(DATA SECTION Opens)
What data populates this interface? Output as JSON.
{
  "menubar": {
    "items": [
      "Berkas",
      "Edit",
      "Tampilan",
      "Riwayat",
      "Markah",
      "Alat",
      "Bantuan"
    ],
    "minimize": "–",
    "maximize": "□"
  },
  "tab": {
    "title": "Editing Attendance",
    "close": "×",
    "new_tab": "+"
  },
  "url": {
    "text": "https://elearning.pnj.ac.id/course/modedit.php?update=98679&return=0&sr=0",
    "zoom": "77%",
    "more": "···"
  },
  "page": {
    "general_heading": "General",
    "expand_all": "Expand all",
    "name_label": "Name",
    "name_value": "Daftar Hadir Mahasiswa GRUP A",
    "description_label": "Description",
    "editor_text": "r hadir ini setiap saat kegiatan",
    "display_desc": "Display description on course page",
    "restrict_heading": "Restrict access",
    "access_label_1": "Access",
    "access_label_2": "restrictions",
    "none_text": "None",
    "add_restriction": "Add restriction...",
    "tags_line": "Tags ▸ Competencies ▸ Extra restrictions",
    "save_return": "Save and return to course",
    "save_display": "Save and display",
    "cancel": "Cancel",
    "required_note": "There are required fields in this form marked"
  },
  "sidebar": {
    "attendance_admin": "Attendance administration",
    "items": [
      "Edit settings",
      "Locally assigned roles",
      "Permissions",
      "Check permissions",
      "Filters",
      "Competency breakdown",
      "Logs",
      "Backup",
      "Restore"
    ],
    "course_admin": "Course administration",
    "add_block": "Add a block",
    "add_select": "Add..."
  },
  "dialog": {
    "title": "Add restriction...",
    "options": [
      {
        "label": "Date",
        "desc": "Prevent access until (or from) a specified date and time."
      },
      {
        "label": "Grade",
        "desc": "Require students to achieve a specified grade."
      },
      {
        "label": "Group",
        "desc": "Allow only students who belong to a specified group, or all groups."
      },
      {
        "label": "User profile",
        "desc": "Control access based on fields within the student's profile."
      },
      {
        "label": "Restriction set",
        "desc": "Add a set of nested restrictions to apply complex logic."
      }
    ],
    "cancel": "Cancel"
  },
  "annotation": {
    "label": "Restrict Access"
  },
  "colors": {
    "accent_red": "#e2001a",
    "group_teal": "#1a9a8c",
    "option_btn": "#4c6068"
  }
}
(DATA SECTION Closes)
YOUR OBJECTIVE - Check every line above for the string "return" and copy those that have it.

RESPONSE TO THIS EXERCISE -
    "text": "https://elearning.pnj.ac.id/course/modedit.php?update=98679&return=0&sr=0",
    "save_return": "Save and return to course",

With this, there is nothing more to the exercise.